Snowden: To spy or not to spy
Khushboo Khatra Delhi
Two years ago a skinny bespectacled man took the world by the storm when he revealed NSA’s mass surveillance programs targeting not just American citizens but people from the world over. A former contractor on one of the NSA’s programmes, Edward Snowden decided to blow the whistle and dug out various skeletons in the US government’s closet. Today, that programme ended temporarily after the US Senate failed to pass a bill that would reform the Section 215 of the Patriot Act which expired on Sunday.
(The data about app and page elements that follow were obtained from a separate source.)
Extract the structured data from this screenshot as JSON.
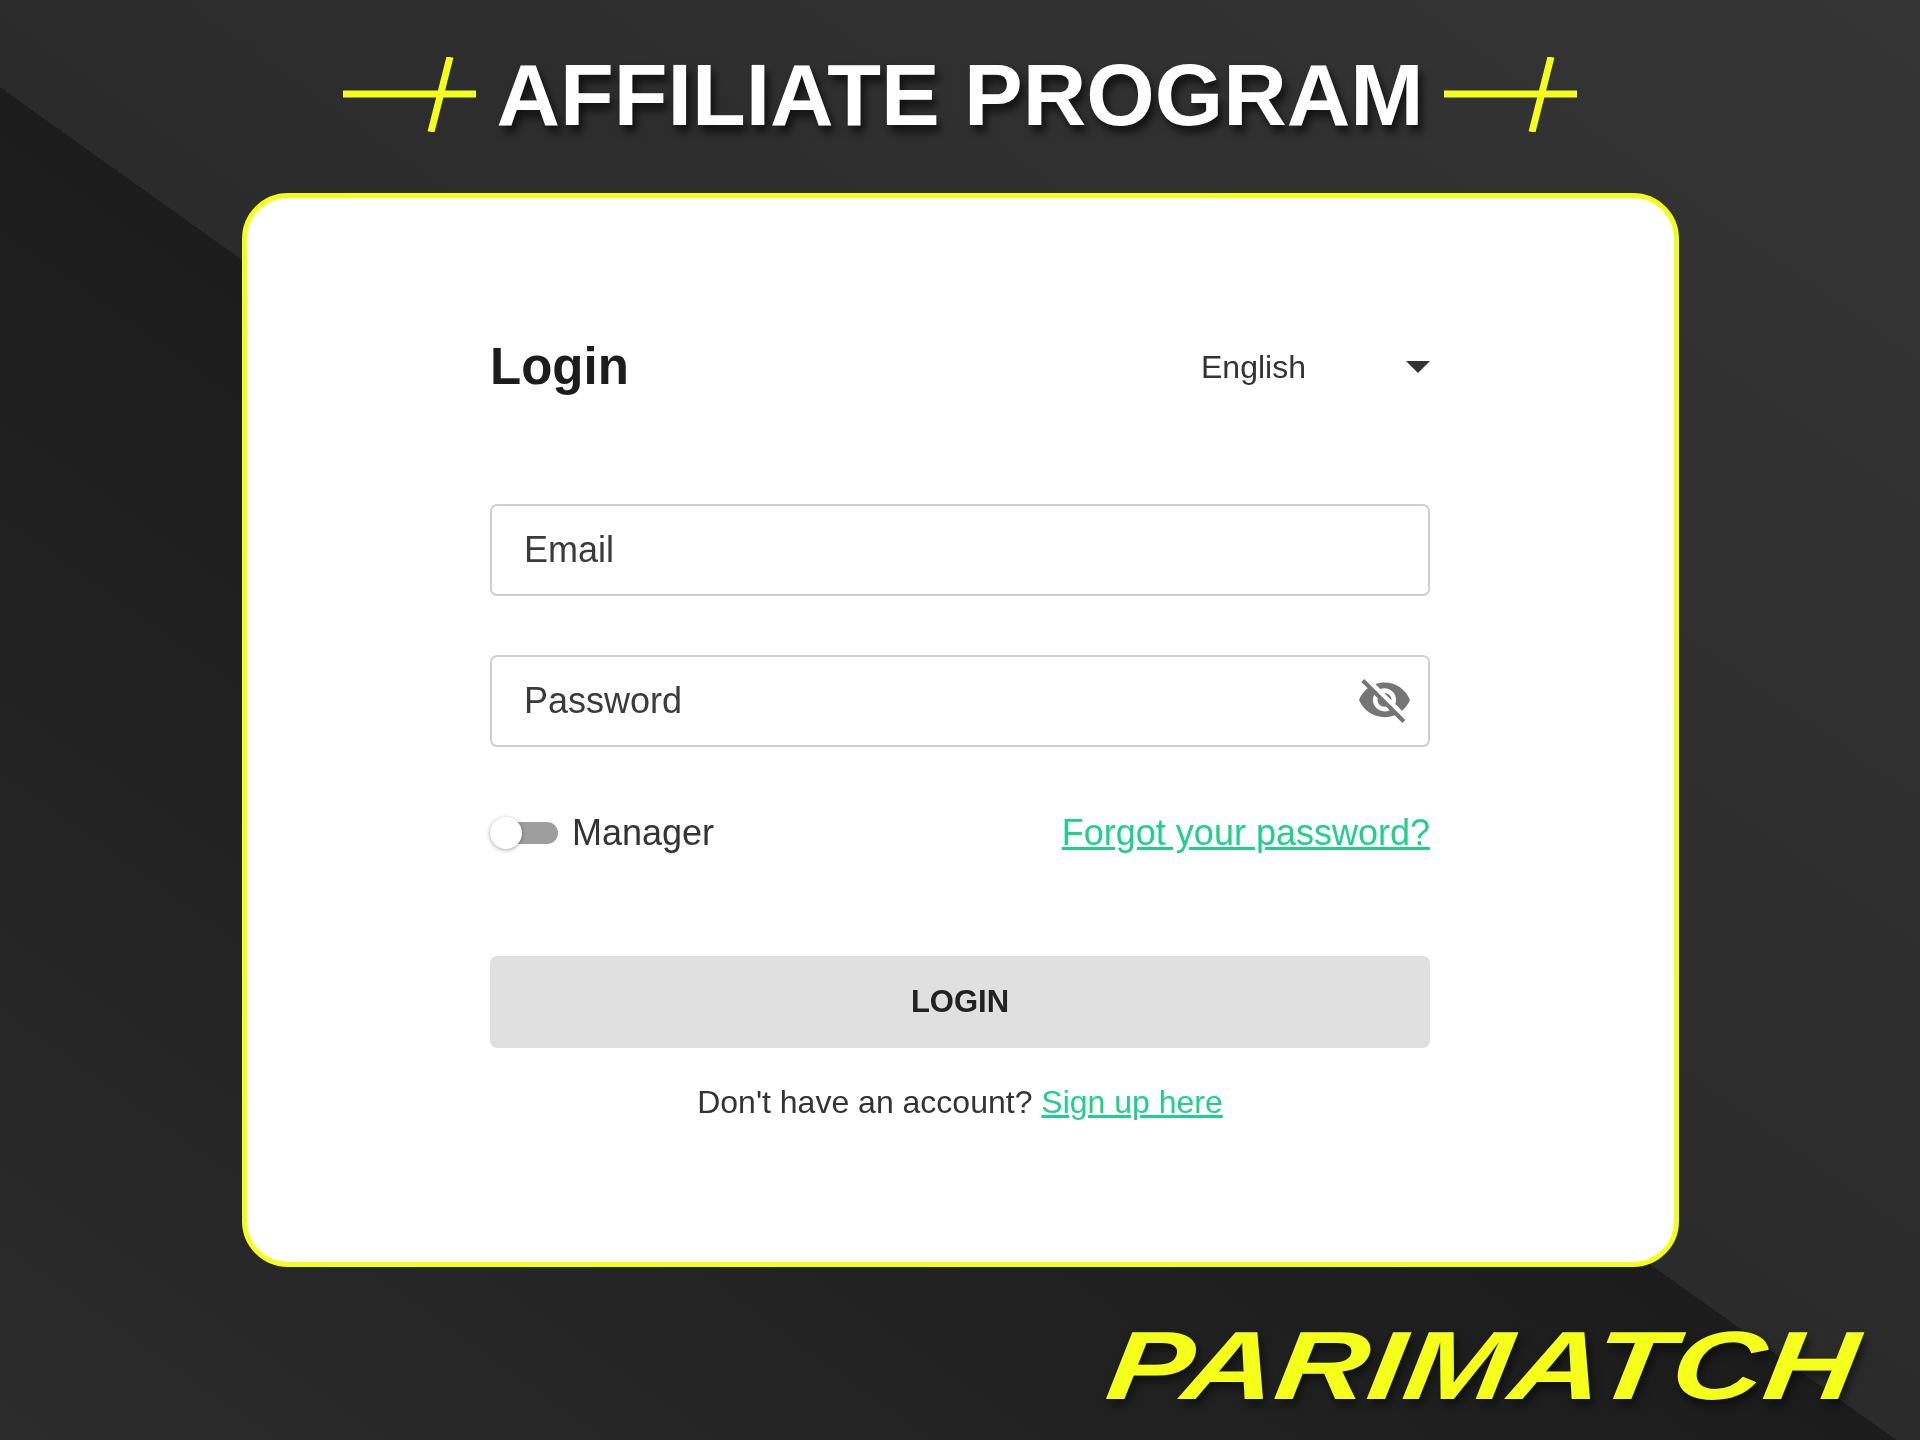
{
  "header": {
    "title": "AFFILIATE PROGRAM"
  },
  "login_form": {
    "title": "Login",
    "language": "English",
    "fields": [
      {
        "kind": "email",
        "placeholder": "Email"
      },
      {
        "kind": "password",
        "placeholder": "Password",
        "revealed": false
      }
    ],
    "manager_toggle": {
      "label": "Manager",
      "on": false
    },
    "forgot_link": "Forgot your password?",
    "submit_button": "LOGIN",
    "signup": {
      "prompt": "Don't have an account?",
      "link": "Sign up here"
    }
  },
  "brand": {
    "logo": "PARIMATCH"
  }
}
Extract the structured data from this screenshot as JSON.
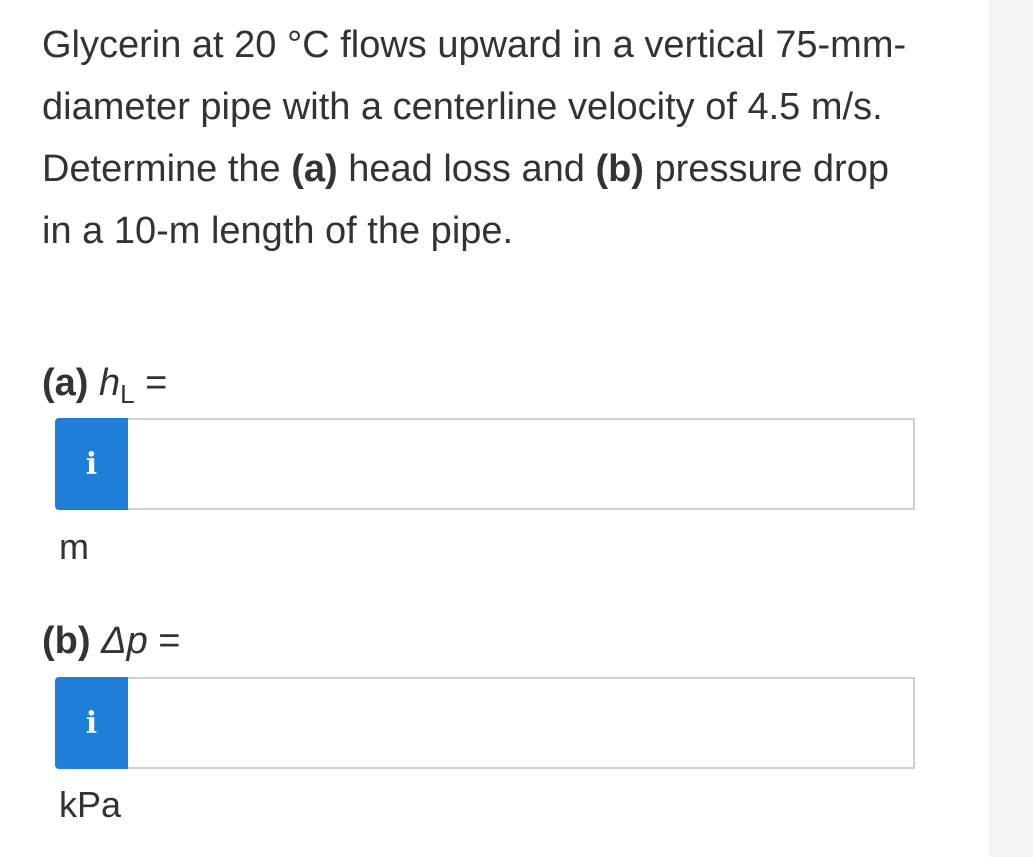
{
  "problem": {
    "text_1": "Glycerin at 20 °C flows upward in a vertical 75-mm-diameter pipe with a centerline velocity of 4.5 m/s. Determine the ",
    "part_a_marker": "(a)",
    "text_2": " head loss and ",
    "part_b_marker": "(b)",
    "text_3": " pressure drop in a 10-m length of the pipe."
  },
  "part_a": {
    "label_marker": "(a)",
    "variable": "h",
    "subscript": "L",
    "equals": " =",
    "info_icon": "i",
    "input_value": "",
    "unit": "m"
  },
  "part_b": {
    "label_marker": "(b)",
    "variable": "Δp",
    "equals": " =",
    "info_icon": "i",
    "input_value": "",
    "unit": "kPa"
  },
  "colors": {
    "info_button": "#1f7fd8",
    "text": "#333333",
    "input_border": "#cfcfcf",
    "gutter": "#f4f4f4"
  }
}
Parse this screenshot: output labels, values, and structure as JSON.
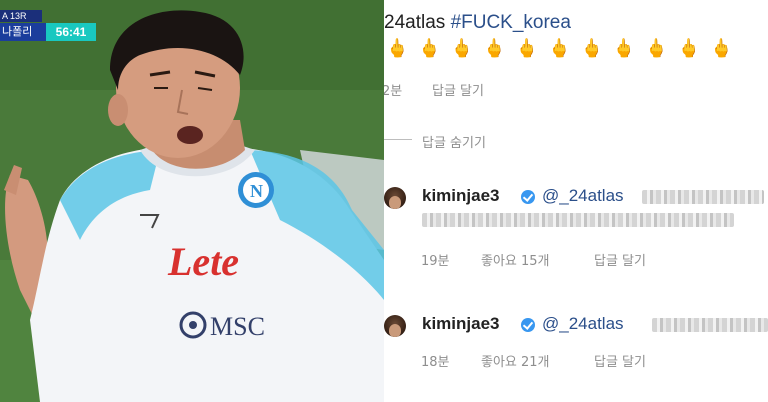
{
  "broadcast": {
    "score_bug": {
      "top": "A 13R",
      "team": "나폴리",
      "clock": "56:41"
    },
    "jersey": {
      "sponsor": "Lete",
      "sub_sponsor": "MSC"
    }
  },
  "instagram": {
    "colors": {
      "hashtag": "#2b4f8a",
      "meta_gray": "#8e8e8e",
      "verified": "#3897f0"
    },
    "top_comment": {
      "username": "24atlas",
      "hashtag": "#FUCK_korea",
      "emojis": "🖕🖕🖕🖕🖕🖕🖕🖕🖕🖕🖕",
      "time": "2분",
      "reply_label": "답글 달기"
    },
    "hide_replies_label": "답글 숨기기",
    "replies": [
      {
        "username": "kiminjae3",
        "verified": true,
        "mention": "@_24atlas",
        "time": "19분",
        "likes": "좋아요 15개",
        "reply_label": "답글 달기"
      },
      {
        "username": "kiminjae3",
        "verified": true,
        "mention": "@_24atlas",
        "time": "18분",
        "likes": "좋아요 21개",
        "reply_label": "답글 달기"
      }
    ]
  }
}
Once the reforms are ratified, Section 215 will give way to the USA FREEDOM Act which stands for "Uniting and Strengthening America by Fulfilling Rights and Ending Eavesdropping, Dragnet-collection and Online Monitoring Act", which emerged largely as a response to the reformers seeking to outlaw the Patriot Act. It has already passed the House of Representatives and is strongly supported by the White House.
This Act would continue the bulk data programme but have the phone companies to hold on to the phone records instead of them being stored by the US government. It would also force investigators to get a warrant from a secret intelligence court in order to look at a specific record.
Seen as a victory by the civil libertarians, many believe that this is a step in the right direction.
Rand Paul, the Republican senator who is also running to be the Republican presidential candidate, however believes that this is not enough. He opposes both options and argues that the Patriot Act should be allowed to expire without being reauthorised in any form.
"We should not be debating modifying an illegal programme. We should simply end it," Mr Paul said. On the other end of the spectrum, John Brennan, the director of the CIA, warned against allowing the Patriot Act to lapse.
"Unfortunately, I think that there has been a little too much political grandstanding and crusading for ideological causes that have skewed the debate on this issue," Mr Brennan said. "But these tools are important to American lives." Meanwhile, from phone records to credit cards to internet browsing, Snowden revealed that the government had given itself the authority to pry into the private lives of each and every person without their consent and that nothing personal remained sacred.
Such controversial revelations understandably divided the general populace into three main factions: those in favour of mass surveillance and Patriot Act, those against and lastly the reformers who want a middle-path between privacy and security.